There’s no harm in reminding your potential sponsor of the community value your club provides. So if your club is encouraging local children to keep fit and healthy and that it’s teaching them other life skills such as leadership and confidence then say so!

Try to make a connection with the business and their aspirations as a business.

Be concise, be clear and realistic with what you’re asking for (whether that’s time, expertise or money).

Don’t forget to provide your contact details and extend a welcome to the club to find out more.

Top Tips

  • Dear Sir letters do not work if you cannot be bothered to find out about a funder why should they be bothered to give you money?

  • No passion, no value you must believe in your project when you sell it to funders

  • Before you approach potential sponsors, get a copy of their Annual Report to see how they have

    allocated previous funds

  • Sometimes clubs are able to talk to local businesses fairly informally. You might be in a networking type situation where you can chat to local businesses. Perhaps one of your members owns or works for a local business?

    Tiered packages

    Offer a number of different options for sponsors to support and engage with your club. Tiers can include different level of exposure and promotion on:

    • Playing kit

    • Training kit

    • Fixture calendar / programme

    • Advertising boards on pitch / at clubhouse

    • Match day / Match ball / Player of the match

    • Post match hospitality

    • End of season awards tables, trophies, specific awards

    • Social media promotion a commitment to showcasing sponsors

    • Activation

      Example packages are available

      Social media value

    • Collate your social media following across all platforms

    • Use a consistent club hashtag on all social media posts

    • This will help you calculate your social media reach on each social media platform using

      websites such as

      https://analytics.twitter.com/about, https://analytics.facebook.com/, www.hootsuite.com

    • Once you’ve identified your social media following and reach you can add this information in

      your sponsorship package to inform prospective sponsors of the reach your club has on social media if they choose to take up an option which includes promotion on these platforms

    • This will increase the value of your sponsorship which in turn will increase the income you could generate

      Doesn’t always have to be financial

    • Clubs predominantly look for financial return from sponsors to offset financial costs incurred by running teams

    • In-kind sponsorship is an agreement that can be just as beneficial to clubs especially if you’re looking at a improving the club in an area where you have limited knowledge or expertise

  • Examples:

  • If you’re looking at developing your clubhouse could you look at valuing and packaging a

    sponsorship deal into the costs to reduce the costs on the club in return for the work being

    completed i.e.could you name the new bar after their company for example?

  • If you’re looking at developing your social media platform, do you have a parent that works

    for a media/PR agency that may be able to offer her support in return for his/her company becoming a club sponsor

    You’ve secured sponsorship, what next?

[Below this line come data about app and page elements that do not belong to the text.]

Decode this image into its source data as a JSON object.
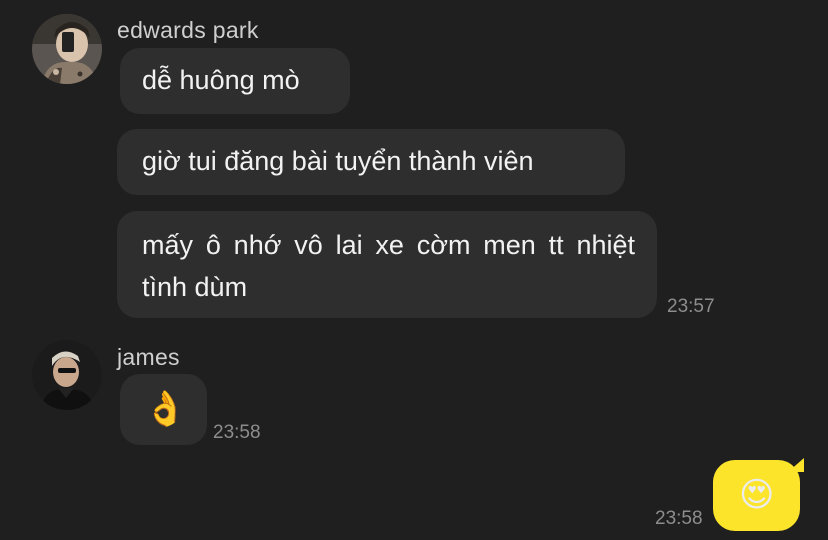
{
  "conversation": {
    "groups": [
      {
        "sender": "edwards park",
        "avatar_icon": "person-photo-avatar",
        "messages": [
          "dễ huông mò",
          "giờ tui đăng bài tuyển thành viên",
          "mấy ô nhớ vô lai xe cờm men tt nhiệt tình dùm"
        ],
        "time": "23:57"
      },
      {
        "sender": "james",
        "avatar_icon": "person-photo-avatar",
        "messages": [
          "👌"
        ],
        "time": "23:58"
      }
    ],
    "outgoing": {
      "message": "😍",
      "time": "23:58",
      "bubble_color": "#fbe42a"
    }
  },
  "colors": {
    "background": "#1f1f1f",
    "incoming_bubble": "#2e2e2e",
    "timestamp": "#8d8d8d",
    "sender_name": "#cfcfcf"
  }
}
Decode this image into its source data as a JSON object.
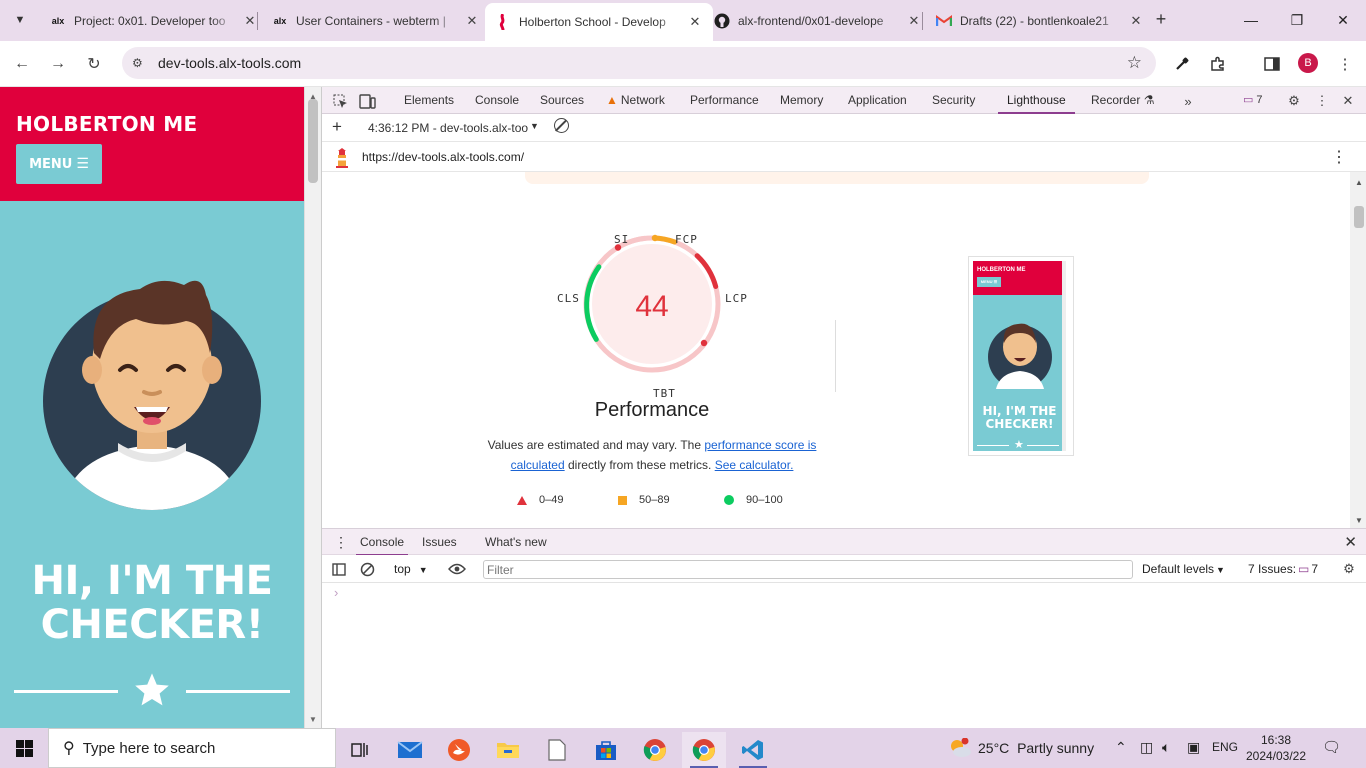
{
  "browser": {
    "tabs": [
      {
        "label": "Project: 0x01. Developer too",
        "favicon": "alx",
        "active": false
      },
      {
        "label": "User Containers - webterm |",
        "favicon": "alx",
        "active": false
      },
      {
        "label": "Holberton School - Develop",
        "favicon": "holberton",
        "active": true
      },
      {
        "label": "alx-frontend/0x01-develope",
        "favicon": "github",
        "active": false
      },
      {
        "label": "Drafts (22) - bontlenkoale21",
        "favicon": "gmail",
        "active": false
      }
    ],
    "url": "dev-tools.alx-tools.com",
    "profile_initial": "B"
  },
  "page": {
    "brand": "HOLBERTON ME",
    "menu_label": "MENU",
    "hero_line1": "HI, I'M THE",
    "hero_line2": "CHECKER!"
  },
  "devtools": {
    "tabs": [
      "Elements",
      "Console",
      "Sources",
      "Network",
      "Performance",
      "Memory",
      "Application",
      "Security",
      "Lighthouse",
      "Recorder"
    ],
    "active_tab": "Lighthouse",
    "issues_badge": "7",
    "lighthouse": {
      "report_label": "4:36:12 PM - dev-tools.alx-too",
      "audited_url": "https://dev-tools.alx-tools.com/",
      "score": "44",
      "category": "Performance",
      "metric_labels": {
        "si": "SI",
        "fcp": "FCP",
        "lcp": "LCP",
        "tbt": "TBT",
        "cls": "CLS"
      },
      "desc_prefix": "Values are estimated and may vary. The ",
      "desc_link1": "performance score is calculated",
      "desc_mid": " directly from these metrics. ",
      "desc_link2": "See calculator.",
      "legend": [
        {
          "label": "0–49",
          "color": "#e0323c"
        },
        {
          "label": "50–89",
          "color": "#f6a623"
        },
        {
          "label": "90–100",
          "color": "#0ccc60"
        }
      ],
      "thumbnail": {
        "brand": "HOLBERTON ME",
        "menu": "MENU ☰",
        "hero": "HI, I'M THE CHECKER!"
      }
    },
    "drawer": {
      "tabs": [
        "Console",
        "Issues",
        "What's new"
      ],
      "active": "Console",
      "context": "top",
      "filter_placeholder": "Filter",
      "levels": "Default levels",
      "issues_label": "7 Issues:",
      "issues_count": "7"
    }
  },
  "taskbar": {
    "search_placeholder": "Type here to search",
    "weather_temp": "25°C",
    "weather_text": "Partly sunny",
    "language": "ENG",
    "time": "16:38",
    "date": "2024/03/22"
  }
}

    Once you get a sponsor on board, it is vital you deliver on all benefits you have offered, as well as providing a few additional extras for good measure. Always sit down with your sponsor and evaluate how things are going. If there are any issues, your club will have a chance to put things right before support is withdrawn.

    Remember to communicate with your members so they are aware of the business partnership.

    To promote a good relationship with a business, you can:

  • Keep them involved in club activities on an ongoing basis (for example, they could present prizes at awards evenings)

  • Recognise the business regularly for their support via social media, your website and in press releases

  • Invite them to club functions. Even if they don’t come, it’s the recognition that they are part of your team that will help when it comes to needing support in the future

    Make sure you value the support by making the business representatives feel part of your club. Do this throughout the season to develop the relationship.